To do: Report the count, and only the count, of lines in the records that include the word "label".

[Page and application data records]
·····

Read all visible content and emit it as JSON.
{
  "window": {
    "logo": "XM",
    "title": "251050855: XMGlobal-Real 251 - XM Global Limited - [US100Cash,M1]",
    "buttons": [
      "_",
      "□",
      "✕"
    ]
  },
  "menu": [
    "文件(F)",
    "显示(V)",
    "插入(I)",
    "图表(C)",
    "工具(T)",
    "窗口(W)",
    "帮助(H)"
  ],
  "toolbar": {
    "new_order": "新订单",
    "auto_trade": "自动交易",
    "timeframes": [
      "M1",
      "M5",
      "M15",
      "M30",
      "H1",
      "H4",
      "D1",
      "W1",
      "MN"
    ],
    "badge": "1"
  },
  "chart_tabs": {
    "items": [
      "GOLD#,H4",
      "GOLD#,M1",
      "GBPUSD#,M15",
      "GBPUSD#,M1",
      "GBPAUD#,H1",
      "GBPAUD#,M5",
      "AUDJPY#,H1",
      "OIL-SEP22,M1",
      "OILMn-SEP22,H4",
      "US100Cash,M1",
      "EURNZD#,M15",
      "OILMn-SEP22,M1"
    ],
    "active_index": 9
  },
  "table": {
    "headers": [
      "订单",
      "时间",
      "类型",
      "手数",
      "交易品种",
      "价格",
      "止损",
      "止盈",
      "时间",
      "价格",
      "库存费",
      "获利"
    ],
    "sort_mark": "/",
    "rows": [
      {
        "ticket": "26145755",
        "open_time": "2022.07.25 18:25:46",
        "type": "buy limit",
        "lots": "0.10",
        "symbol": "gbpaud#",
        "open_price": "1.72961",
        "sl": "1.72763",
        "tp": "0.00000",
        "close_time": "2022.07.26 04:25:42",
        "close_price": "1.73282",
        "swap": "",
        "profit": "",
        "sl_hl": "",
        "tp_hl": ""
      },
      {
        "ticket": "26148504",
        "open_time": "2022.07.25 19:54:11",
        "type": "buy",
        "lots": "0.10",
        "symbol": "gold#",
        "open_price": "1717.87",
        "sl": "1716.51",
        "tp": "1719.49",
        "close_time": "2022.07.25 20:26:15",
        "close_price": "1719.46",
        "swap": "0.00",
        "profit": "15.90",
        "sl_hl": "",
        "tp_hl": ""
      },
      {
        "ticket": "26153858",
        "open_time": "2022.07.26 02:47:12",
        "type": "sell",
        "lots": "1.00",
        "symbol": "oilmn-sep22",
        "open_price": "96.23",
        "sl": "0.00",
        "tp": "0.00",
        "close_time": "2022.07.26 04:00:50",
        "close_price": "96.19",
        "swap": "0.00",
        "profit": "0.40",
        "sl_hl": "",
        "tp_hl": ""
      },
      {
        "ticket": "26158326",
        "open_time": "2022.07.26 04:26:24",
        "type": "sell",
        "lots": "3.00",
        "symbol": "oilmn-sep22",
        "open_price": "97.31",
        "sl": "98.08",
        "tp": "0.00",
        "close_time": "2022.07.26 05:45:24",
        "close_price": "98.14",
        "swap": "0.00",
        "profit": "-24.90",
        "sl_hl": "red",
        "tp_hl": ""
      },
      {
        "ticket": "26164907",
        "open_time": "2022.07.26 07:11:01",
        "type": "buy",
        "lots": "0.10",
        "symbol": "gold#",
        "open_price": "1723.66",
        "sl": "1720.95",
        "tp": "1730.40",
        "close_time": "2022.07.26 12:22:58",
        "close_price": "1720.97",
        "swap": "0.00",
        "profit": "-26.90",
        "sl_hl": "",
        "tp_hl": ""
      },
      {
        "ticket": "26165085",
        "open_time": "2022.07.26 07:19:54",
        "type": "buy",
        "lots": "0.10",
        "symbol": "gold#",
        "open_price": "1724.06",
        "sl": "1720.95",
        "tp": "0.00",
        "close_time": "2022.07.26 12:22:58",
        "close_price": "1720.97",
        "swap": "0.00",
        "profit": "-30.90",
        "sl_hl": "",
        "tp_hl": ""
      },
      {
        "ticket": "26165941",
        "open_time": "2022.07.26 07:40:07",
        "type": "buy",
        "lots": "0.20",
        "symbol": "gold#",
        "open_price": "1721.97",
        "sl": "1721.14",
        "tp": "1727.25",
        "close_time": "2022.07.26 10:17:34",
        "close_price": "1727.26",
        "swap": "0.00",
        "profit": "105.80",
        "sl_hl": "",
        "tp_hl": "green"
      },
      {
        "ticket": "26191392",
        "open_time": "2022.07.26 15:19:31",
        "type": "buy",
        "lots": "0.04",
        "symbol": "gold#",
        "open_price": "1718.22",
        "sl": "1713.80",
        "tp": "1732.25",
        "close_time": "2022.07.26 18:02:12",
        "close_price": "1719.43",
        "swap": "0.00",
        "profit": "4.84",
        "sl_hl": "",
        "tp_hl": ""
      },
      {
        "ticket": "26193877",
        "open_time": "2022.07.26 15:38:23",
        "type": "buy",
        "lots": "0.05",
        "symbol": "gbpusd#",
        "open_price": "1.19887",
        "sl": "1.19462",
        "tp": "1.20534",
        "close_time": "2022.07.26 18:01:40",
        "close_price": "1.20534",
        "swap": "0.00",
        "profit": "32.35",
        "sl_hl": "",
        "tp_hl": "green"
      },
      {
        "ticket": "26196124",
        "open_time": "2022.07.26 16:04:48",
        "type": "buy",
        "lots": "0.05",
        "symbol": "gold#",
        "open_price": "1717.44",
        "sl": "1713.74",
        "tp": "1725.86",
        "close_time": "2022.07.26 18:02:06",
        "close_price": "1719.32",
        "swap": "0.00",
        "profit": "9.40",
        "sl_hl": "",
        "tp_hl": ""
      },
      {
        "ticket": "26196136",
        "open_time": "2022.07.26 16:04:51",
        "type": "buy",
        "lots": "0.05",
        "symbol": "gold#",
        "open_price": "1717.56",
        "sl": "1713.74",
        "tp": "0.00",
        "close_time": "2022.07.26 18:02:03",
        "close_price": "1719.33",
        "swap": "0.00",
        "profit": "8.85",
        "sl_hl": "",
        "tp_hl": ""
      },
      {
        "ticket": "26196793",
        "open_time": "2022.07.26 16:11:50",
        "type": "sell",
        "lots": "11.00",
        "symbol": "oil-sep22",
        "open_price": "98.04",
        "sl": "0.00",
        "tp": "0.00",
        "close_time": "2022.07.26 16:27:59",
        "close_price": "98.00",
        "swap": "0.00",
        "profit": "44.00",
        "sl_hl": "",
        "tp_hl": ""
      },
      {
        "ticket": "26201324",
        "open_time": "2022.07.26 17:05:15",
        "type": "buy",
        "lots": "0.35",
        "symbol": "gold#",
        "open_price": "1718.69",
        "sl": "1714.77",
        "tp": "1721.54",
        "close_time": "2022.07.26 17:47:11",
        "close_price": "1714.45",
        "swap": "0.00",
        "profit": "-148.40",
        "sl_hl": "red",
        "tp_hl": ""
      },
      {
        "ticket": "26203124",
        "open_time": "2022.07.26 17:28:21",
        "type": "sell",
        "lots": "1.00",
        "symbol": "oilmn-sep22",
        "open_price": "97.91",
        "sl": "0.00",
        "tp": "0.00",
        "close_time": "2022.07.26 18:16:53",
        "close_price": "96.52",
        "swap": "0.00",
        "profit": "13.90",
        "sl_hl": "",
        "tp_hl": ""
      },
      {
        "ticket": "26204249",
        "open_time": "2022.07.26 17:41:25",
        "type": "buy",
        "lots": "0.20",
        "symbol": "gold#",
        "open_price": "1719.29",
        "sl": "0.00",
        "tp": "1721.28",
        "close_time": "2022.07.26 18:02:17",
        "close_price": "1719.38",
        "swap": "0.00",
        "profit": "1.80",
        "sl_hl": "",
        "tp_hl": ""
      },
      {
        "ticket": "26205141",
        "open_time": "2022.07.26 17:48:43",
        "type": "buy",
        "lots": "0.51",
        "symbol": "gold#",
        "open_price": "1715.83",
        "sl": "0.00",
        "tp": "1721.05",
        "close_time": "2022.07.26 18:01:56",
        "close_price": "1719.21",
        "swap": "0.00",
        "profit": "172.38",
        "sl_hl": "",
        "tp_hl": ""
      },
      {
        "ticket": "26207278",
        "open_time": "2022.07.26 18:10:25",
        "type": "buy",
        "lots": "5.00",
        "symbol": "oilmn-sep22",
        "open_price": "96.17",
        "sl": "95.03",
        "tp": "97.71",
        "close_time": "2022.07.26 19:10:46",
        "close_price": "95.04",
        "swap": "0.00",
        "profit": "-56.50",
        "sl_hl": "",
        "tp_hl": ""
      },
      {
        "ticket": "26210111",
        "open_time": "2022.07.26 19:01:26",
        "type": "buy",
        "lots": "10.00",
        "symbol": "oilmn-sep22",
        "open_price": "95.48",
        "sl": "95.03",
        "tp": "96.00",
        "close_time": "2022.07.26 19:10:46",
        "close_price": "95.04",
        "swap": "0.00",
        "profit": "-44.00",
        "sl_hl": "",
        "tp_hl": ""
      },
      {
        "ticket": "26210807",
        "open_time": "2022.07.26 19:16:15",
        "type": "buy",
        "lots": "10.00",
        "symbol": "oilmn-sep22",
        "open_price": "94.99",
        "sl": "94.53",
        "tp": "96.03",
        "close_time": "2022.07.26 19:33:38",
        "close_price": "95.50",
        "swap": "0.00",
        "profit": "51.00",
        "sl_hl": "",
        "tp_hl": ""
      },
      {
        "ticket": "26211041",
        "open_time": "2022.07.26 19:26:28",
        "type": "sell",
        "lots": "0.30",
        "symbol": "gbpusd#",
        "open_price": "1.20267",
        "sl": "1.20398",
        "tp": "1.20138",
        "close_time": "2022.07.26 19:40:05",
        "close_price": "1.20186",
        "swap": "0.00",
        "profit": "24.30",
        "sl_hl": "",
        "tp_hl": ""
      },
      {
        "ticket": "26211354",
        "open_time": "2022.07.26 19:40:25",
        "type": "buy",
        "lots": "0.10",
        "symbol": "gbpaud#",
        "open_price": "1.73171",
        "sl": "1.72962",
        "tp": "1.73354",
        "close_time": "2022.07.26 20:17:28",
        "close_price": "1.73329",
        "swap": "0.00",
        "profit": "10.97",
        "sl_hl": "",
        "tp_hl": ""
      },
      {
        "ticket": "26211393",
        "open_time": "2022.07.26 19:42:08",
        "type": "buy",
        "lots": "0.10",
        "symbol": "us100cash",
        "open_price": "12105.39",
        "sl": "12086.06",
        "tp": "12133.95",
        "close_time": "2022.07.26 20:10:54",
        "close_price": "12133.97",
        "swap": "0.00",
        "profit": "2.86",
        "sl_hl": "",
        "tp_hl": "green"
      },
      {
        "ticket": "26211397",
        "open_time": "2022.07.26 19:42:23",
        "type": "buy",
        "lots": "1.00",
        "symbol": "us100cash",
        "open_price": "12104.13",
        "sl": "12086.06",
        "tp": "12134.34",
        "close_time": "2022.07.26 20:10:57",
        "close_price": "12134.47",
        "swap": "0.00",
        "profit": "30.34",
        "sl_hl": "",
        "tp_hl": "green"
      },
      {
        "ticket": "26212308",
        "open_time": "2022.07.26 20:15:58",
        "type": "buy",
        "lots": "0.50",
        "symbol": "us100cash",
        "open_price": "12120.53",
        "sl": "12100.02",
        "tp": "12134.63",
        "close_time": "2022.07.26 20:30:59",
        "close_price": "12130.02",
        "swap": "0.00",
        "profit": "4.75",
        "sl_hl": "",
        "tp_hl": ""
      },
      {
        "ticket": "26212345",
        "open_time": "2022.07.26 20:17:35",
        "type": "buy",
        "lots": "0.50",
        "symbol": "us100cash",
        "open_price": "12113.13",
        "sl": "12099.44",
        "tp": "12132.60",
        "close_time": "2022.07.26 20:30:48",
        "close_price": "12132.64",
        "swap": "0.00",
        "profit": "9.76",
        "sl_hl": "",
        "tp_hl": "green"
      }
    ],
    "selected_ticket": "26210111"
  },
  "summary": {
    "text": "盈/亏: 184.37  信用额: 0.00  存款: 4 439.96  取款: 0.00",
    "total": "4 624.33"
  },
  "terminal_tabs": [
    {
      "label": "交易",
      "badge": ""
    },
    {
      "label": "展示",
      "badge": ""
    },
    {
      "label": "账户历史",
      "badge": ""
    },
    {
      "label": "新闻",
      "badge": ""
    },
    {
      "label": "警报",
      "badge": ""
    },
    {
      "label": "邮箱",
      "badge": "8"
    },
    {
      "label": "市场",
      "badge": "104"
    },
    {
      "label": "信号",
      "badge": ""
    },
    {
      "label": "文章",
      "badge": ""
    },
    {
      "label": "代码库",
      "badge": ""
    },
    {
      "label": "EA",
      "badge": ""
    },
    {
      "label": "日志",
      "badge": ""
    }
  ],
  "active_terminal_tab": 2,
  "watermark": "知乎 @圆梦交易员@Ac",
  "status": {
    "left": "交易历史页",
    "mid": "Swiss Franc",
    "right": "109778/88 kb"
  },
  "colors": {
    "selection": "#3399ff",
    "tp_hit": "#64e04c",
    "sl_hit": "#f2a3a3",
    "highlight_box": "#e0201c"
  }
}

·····

Your response: 12